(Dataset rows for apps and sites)
☆ ☆ ☆ ☆
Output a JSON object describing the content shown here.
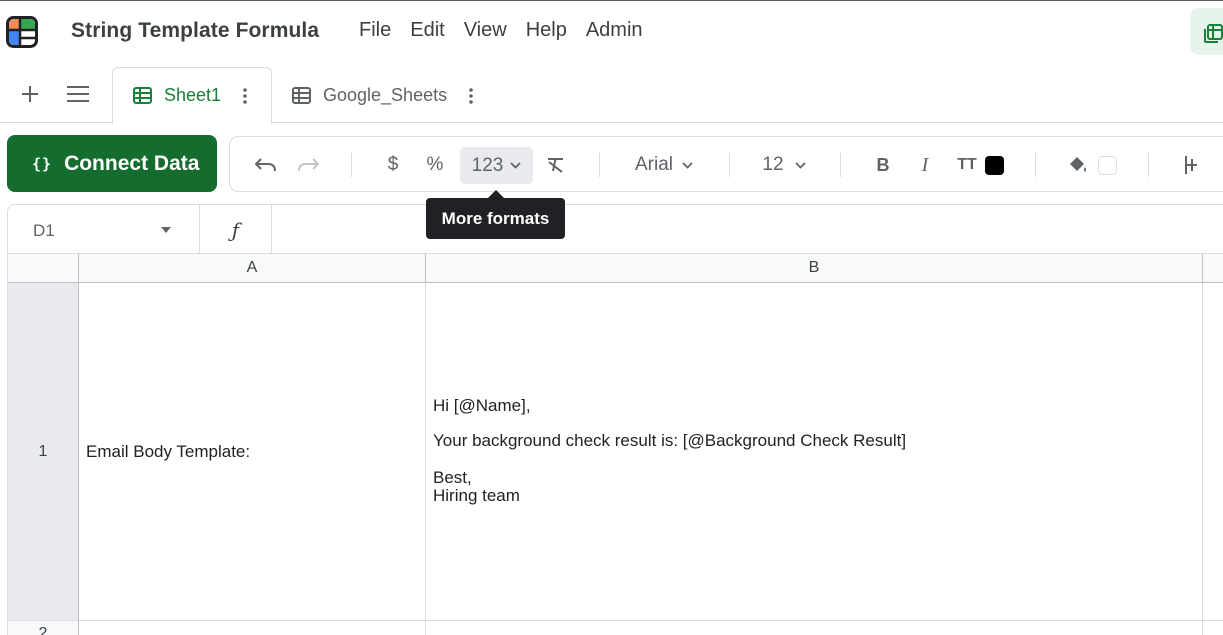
{
  "app": {
    "title": "String Template Formula",
    "menu": [
      "File",
      "Edit",
      "View",
      "Help",
      "Admin"
    ]
  },
  "tabs": [
    {
      "label": "Sheet1",
      "active": true
    },
    {
      "label": "Google_Sheets",
      "active": false
    }
  ],
  "toolbar": {
    "connect_label": "Connect Data",
    "connect_icon": "{}",
    "currency_symbol": "$",
    "percent_symbol": "%",
    "number_format_label": "123",
    "font_family_value": "Arial",
    "font_size_value": "12",
    "bold_label": "B",
    "italic_label": "I",
    "text_size_label": "TT",
    "text_color": "#000000",
    "fill_color": "#ffffff",
    "tooltip": "More formats"
  },
  "formula_bar": {
    "cell_ref": "D1",
    "fx_symbol": "ƒ",
    "value": ""
  },
  "grid": {
    "columns": [
      "A",
      "B"
    ],
    "rows": [
      {
        "number": "1",
        "a": "Email Body Template:",
        "b_lines": [
          "Hi [@Name],",
          "Your background check result is: [@Background Check Result]",
          "Best,",
          "Hiring team"
        ]
      },
      {
        "number": "2",
        "a": "",
        "b_lines": []
      }
    ]
  },
  "colors": {
    "brand_green": "#146c2e",
    "active_tab_green": "#188038"
  }
}
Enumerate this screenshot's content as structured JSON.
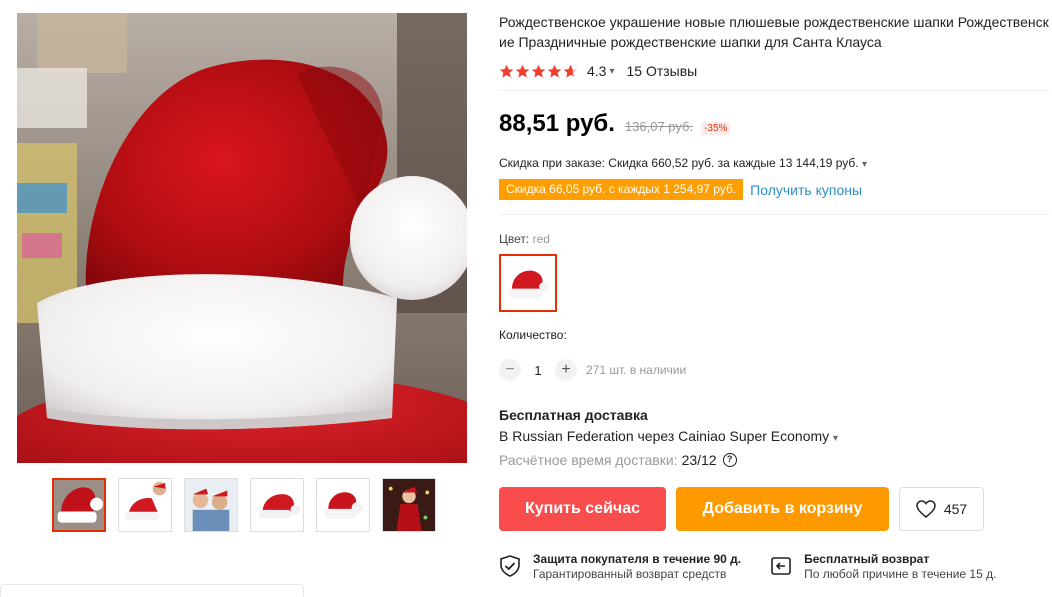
{
  "product": {
    "title": "Рождественское украшение новые плюшевые рождественские шапки Рождественские Праздничные рождественские шапки для Санта Клауса",
    "rating": "4.3",
    "reviews": "15 Отзывы",
    "price": "88,51 руб.",
    "old_price": "136,07 руб.",
    "discount": "-35%",
    "order_discount": "Скидка при заказе: Скидка 660,52 руб. за каждые 13 144,19 руб.",
    "coupon_badge": "Скидка 66,05 руб. с каждых 1 254,97 руб.",
    "coupon_link": "Получить купоны",
    "color_label": "Цвет:",
    "color_value": "red",
    "quantity_label": "Количество:",
    "quantity_minus": "−",
    "quantity_plus": "+",
    "quantity": "1",
    "stock": "271 шт. в наличии"
  },
  "shipping": {
    "title": "Бесплатная доставка",
    "method": "В Russian Federation через Cainiao Super Economy",
    "eta_label": "Расчётное время доставки:",
    "eta_date": "23/12",
    "help_icon": "?"
  },
  "actions": {
    "buy_now": "Купить сейчас",
    "add_to_cart": "Добавить в корзину",
    "wishlist_count": "457"
  },
  "guarantees": [
    {
      "title": "Защита покупателя в течение 90 д.",
      "subtitle": "Гарантированный возврат средств",
      "icon": "shield-check-icon"
    },
    {
      "title": "Бесплатный возврат",
      "subtitle": "По любой причине в течение 15 д.",
      "icon": "return-icon"
    }
  ],
  "colors": {
    "accent": "#e62e04",
    "buy_button": "#f94c4c",
    "cart_button": "#ff9900",
    "coupon": "#ff9e00",
    "link": "#2e8fc9",
    "star": "#f53d2d"
  },
  "icons": {
    "star": "star-icon",
    "chevron": "chevron-down-icon",
    "heart": "heart-icon"
  }
}
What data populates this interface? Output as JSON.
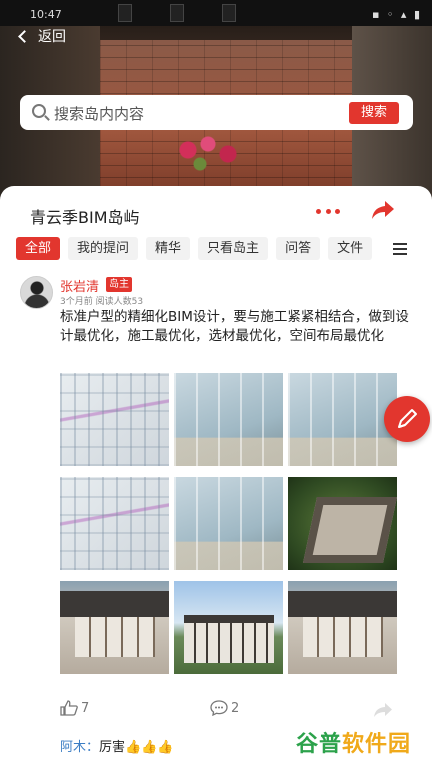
{
  "status_bar": {
    "time": "10:47",
    "icons": "▪ ◦ ▴ ▮"
  },
  "nav": {
    "back_label": "返回"
  },
  "search": {
    "placeholder": "搜索岛内内容",
    "button_label": "搜索"
  },
  "island": {
    "title": "青云季BIM岛屿"
  },
  "tabs": [
    {
      "label": "全部",
      "active": true
    },
    {
      "label": "我的提问",
      "active": false
    },
    {
      "label": "精华",
      "active": false
    },
    {
      "label": "只看岛主",
      "active": false
    },
    {
      "label": "问答",
      "active": false
    },
    {
      "label": "文件",
      "active": false
    }
  ],
  "post": {
    "author": "张岩清",
    "author_badge": "岛主",
    "meta": "3个月前 阅读人数53",
    "text": "标准户型的精细化BIM设计，要与施工紧紧相结合，做到设计最优化，施工最优化，选材最优化，空间布局最优化",
    "likes": "7",
    "comments": "2",
    "reply": {
      "user": "阿木：",
      "text": "厉害👍👍👍"
    }
  },
  "images": [
    "bim-pipe-model-1",
    "bim-room-render-1",
    "bim-room-render-2",
    "bim-pipe-model-2",
    "bim-room-render-3",
    "aerial-courtyard",
    "courtyard-building-1",
    "town-street-render",
    "courtyard-building-2"
  ],
  "watermark": {
    "part1": "谷普",
    "part2": "软件园"
  },
  "colors": {
    "accent": "#e2362e",
    "link": "#3b7dc4"
  }
}
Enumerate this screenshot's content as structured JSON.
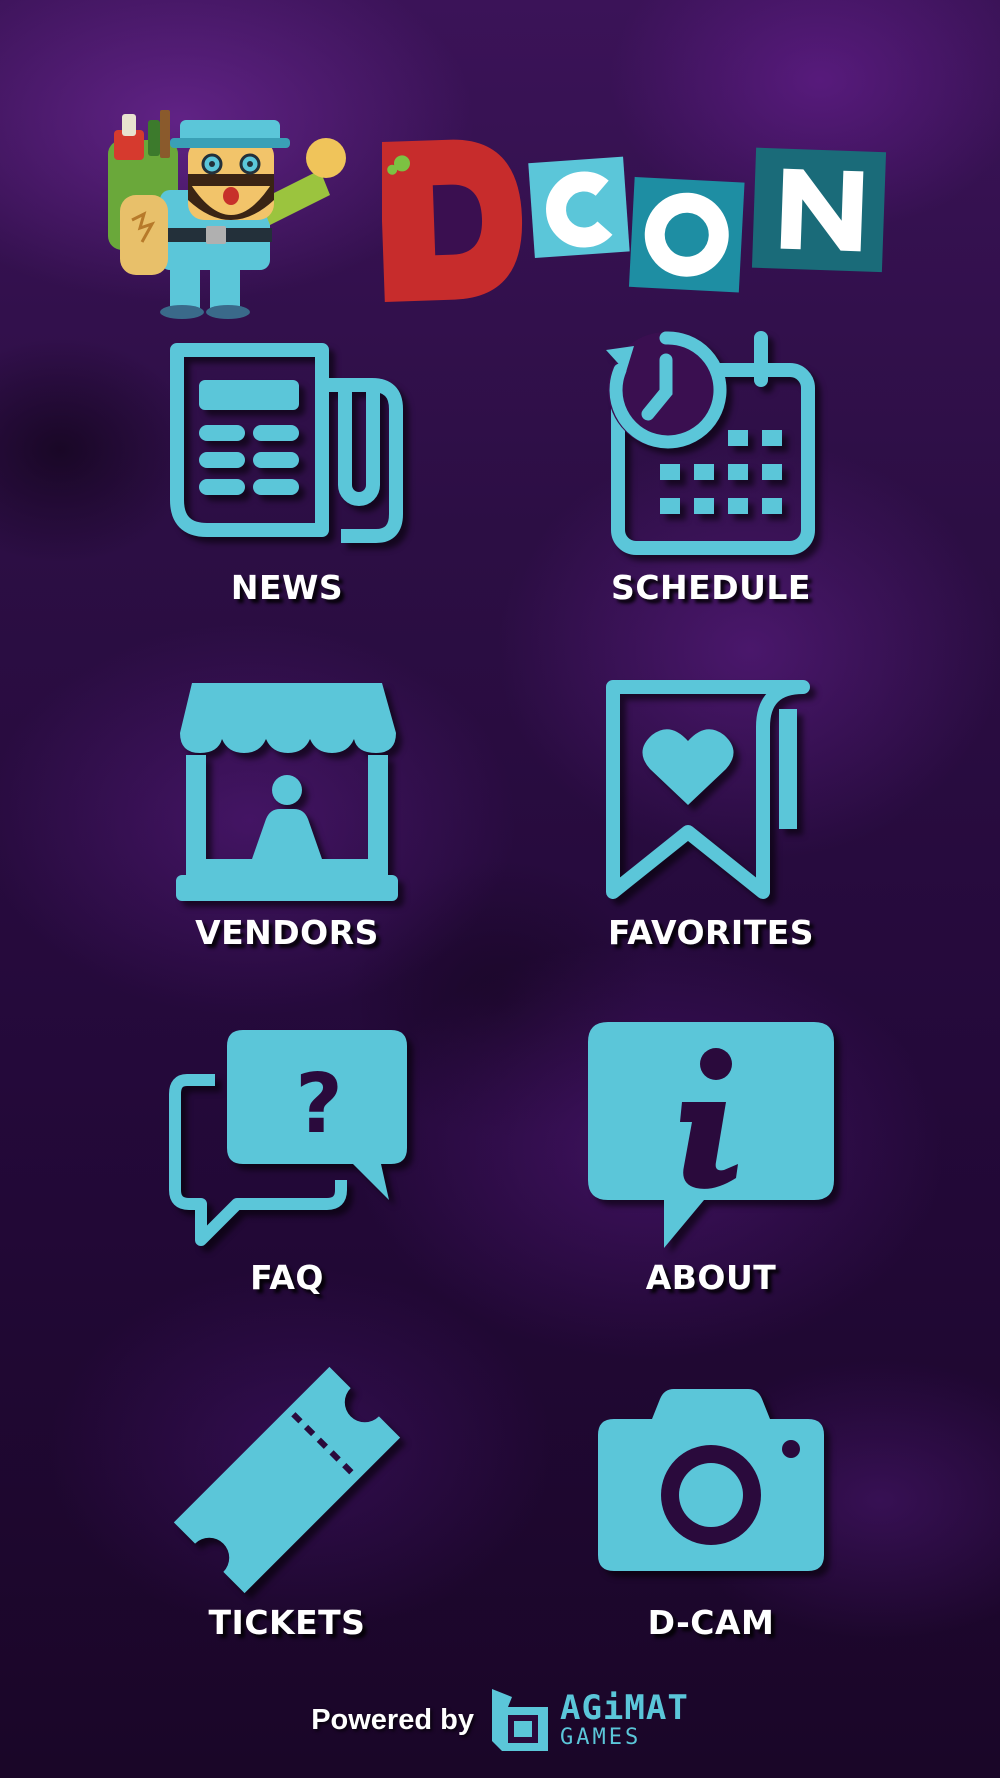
{
  "app": {
    "logo_text": "DCON",
    "brand_colors": {
      "icon": "#5bc6d9",
      "logo_red": "#c72c2c",
      "logo_teal": "#5bc6d9",
      "logo_dark_teal": "#17717f"
    }
  },
  "menu": [
    {
      "id": "news",
      "label": "NEWS",
      "icon": "newspaper-icon"
    },
    {
      "id": "schedule",
      "label": "SCHEDULE",
      "icon": "calendar-clock-icon"
    },
    {
      "id": "vendors",
      "label": "VENDORS",
      "icon": "vendor-booth-icon"
    },
    {
      "id": "favorites",
      "label": "FAVORITES",
      "icon": "heart-bookmark-icon"
    },
    {
      "id": "faq",
      "label": "FAQ",
      "icon": "question-chat-icon"
    },
    {
      "id": "about",
      "label": "ABOUT",
      "icon": "info-chat-icon"
    },
    {
      "id": "tickets",
      "label": "TICKETS",
      "icon": "ticket-icon"
    },
    {
      "id": "dcam",
      "label": "D-CAM",
      "icon": "camera-icon"
    }
  ],
  "footer": {
    "powered_by": "Powered by",
    "brand_line1": "AGiMAT",
    "brand_line2": "GAMES"
  }
}
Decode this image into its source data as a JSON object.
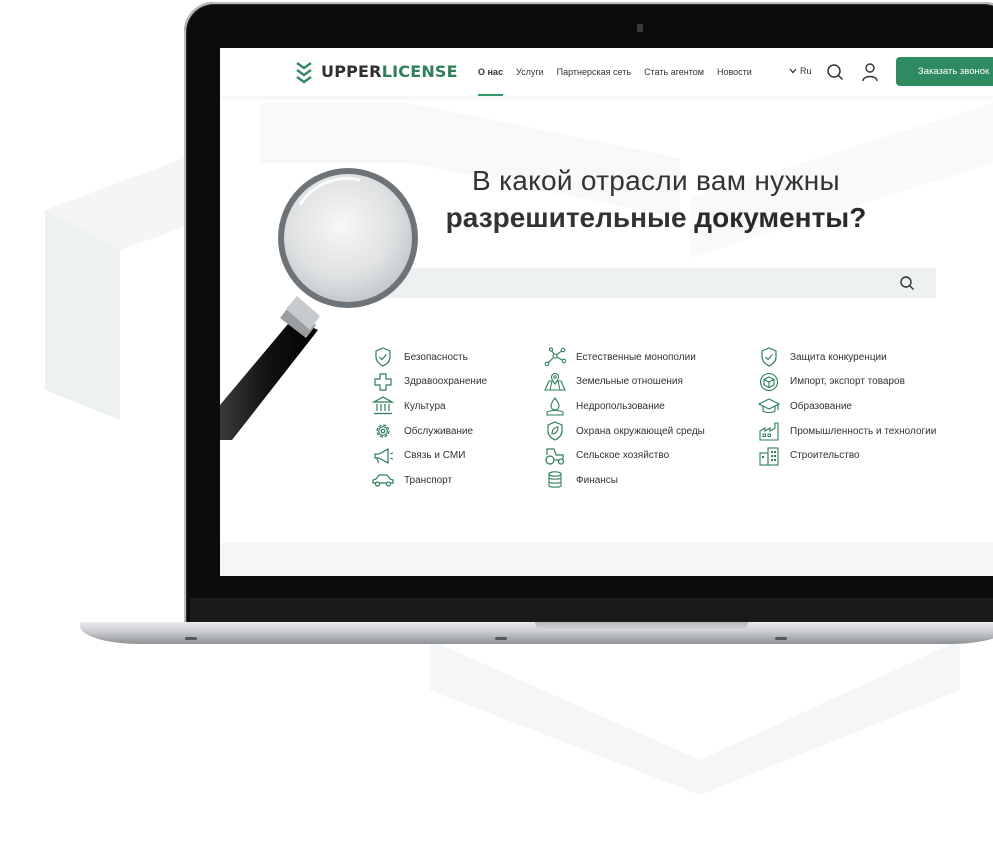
{
  "header": {
    "logo": {
      "text_main": "UPPER",
      "text_accent": "LICENSE"
    },
    "nav": [
      {
        "label": "О нас",
        "active": true
      },
      {
        "label": "Услуги"
      },
      {
        "label": "Партнерская сеть"
      },
      {
        "label": "Стать агентом"
      },
      {
        "label": "Новости"
      }
    ],
    "language": "Ru",
    "cta_label": "Заказать звонок"
  },
  "hero": {
    "line1": "В какой отрасли вам нужны",
    "line2_part1": "разрешительные ",
    "line2_part2": "документы?"
  },
  "search": {
    "placeholder": "",
    "value": ""
  },
  "categories": {
    "col1": [
      {
        "label": "Безопасность",
        "icon": "shield-check-icon"
      },
      {
        "label": "Здравоохранение",
        "icon": "medical-cross-icon"
      },
      {
        "label": "Культура",
        "icon": "museum-icon"
      },
      {
        "label": "Обслуживание",
        "icon": "gear-icon"
      },
      {
        "label": "Связь и СМИ",
        "icon": "megaphone-icon"
      },
      {
        "label": "Транспорт",
        "icon": "car-icon"
      }
    ],
    "col2": [
      {
        "label": "Естественные монополии",
        "icon": "network-icon"
      },
      {
        "label": "Земельные отношения",
        "icon": "map-pin-icon"
      },
      {
        "label": "Недропользование",
        "icon": "drill-icon"
      },
      {
        "label": "Охрана окружающей среды",
        "icon": "leaf-shield-icon"
      },
      {
        "label": "Сельское хозяйство",
        "icon": "tractor-icon"
      },
      {
        "label": "Финансы",
        "icon": "coins-icon"
      }
    ],
    "col3": [
      {
        "label": "Защита конкуренции",
        "icon": "shield-check-icon"
      },
      {
        "label": "Импорт, экспорт товаров",
        "icon": "package-icon"
      },
      {
        "label": "Образование",
        "icon": "graduation-cap-icon"
      },
      {
        "label": "Промышленность и технологии",
        "icon": "factory-icon"
      },
      {
        "label": "Строительство",
        "icon": "buildings-icon"
      }
    ]
  },
  "colors": {
    "accent": "#2e8b5f",
    "text": "#333333",
    "search_bg": "#eef1f2"
  }
}
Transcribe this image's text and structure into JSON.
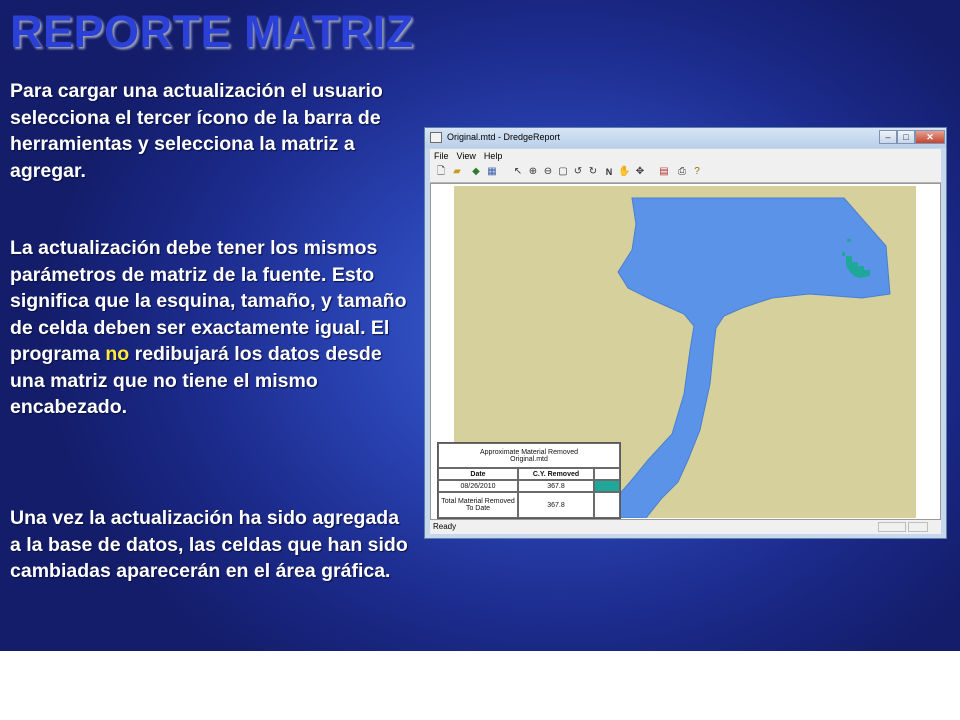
{
  "slide": {
    "title": "REPORTE MATRIZ",
    "paragraph1": "Para cargar una actualización el usuario selecciona el tercer ícono de la barra de herramientas y selecciona la matriz a agregar.",
    "paragraph2_before": "La actualización debe tener los mismos parámetros de matriz de la fuente. Esto significa que la esquina, tamaño, y tamaño de celda deben ser exactamente igual. El programa ",
    "paragraph2_highlight": "no",
    "paragraph2_after": "  redibujará los datos desde una matriz que no tiene el mismo encabezado.",
    "paragraph3": "Una vez la actualización ha sido agregada a la base de datos, las celdas que han sido cambiadas aparecerán en el área gráfica."
  },
  "window": {
    "title": "Original.mtd - DredgeReport",
    "menu": [
      "File",
      "View",
      "Help"
    ],
    "status": "Ready"
  },
  "toolbar_icons": [
    "new-file-icon",
    "open-folder-icon",
    "add-update-icon",
    "chart-icon",
    "properties-icon",
    "pointer-icon",
    "zoom-in-icon",
    "zoom-out-icon",
    "zoom-box-icon",
    "rotate-left-icon",
    "rotate-right-icon",
    "north-icon",
    "pan-icon",
    "pan-tool-icon",
    "refresh-icon",
    "export-icon",
    "print-icon",
    "help-icon"
  ],
  "report": {
    "title_line1": "Approximate Material Removed",
    "title_line2": "Original.mtd",
    "col_date": "Date",
    "col_cy": "C.Y. Removed",
    "row_date": "08/26/2010",
    "row_value": "367.8",
    "total_label": "Total Material Removed To Date",
    "total_value": "367.8"
  },
  "colors": {
    "title": "#2b40d6",
    "highlight": "#ffeb3b",
    "map_land": "#d6d09c",
    "map_water": "#5b93e8",
    "changed_cells": "#1fa89a"
  }
}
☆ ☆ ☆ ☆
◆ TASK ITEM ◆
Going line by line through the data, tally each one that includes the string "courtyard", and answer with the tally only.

◆ WRITTEN SOLUTION ◆
3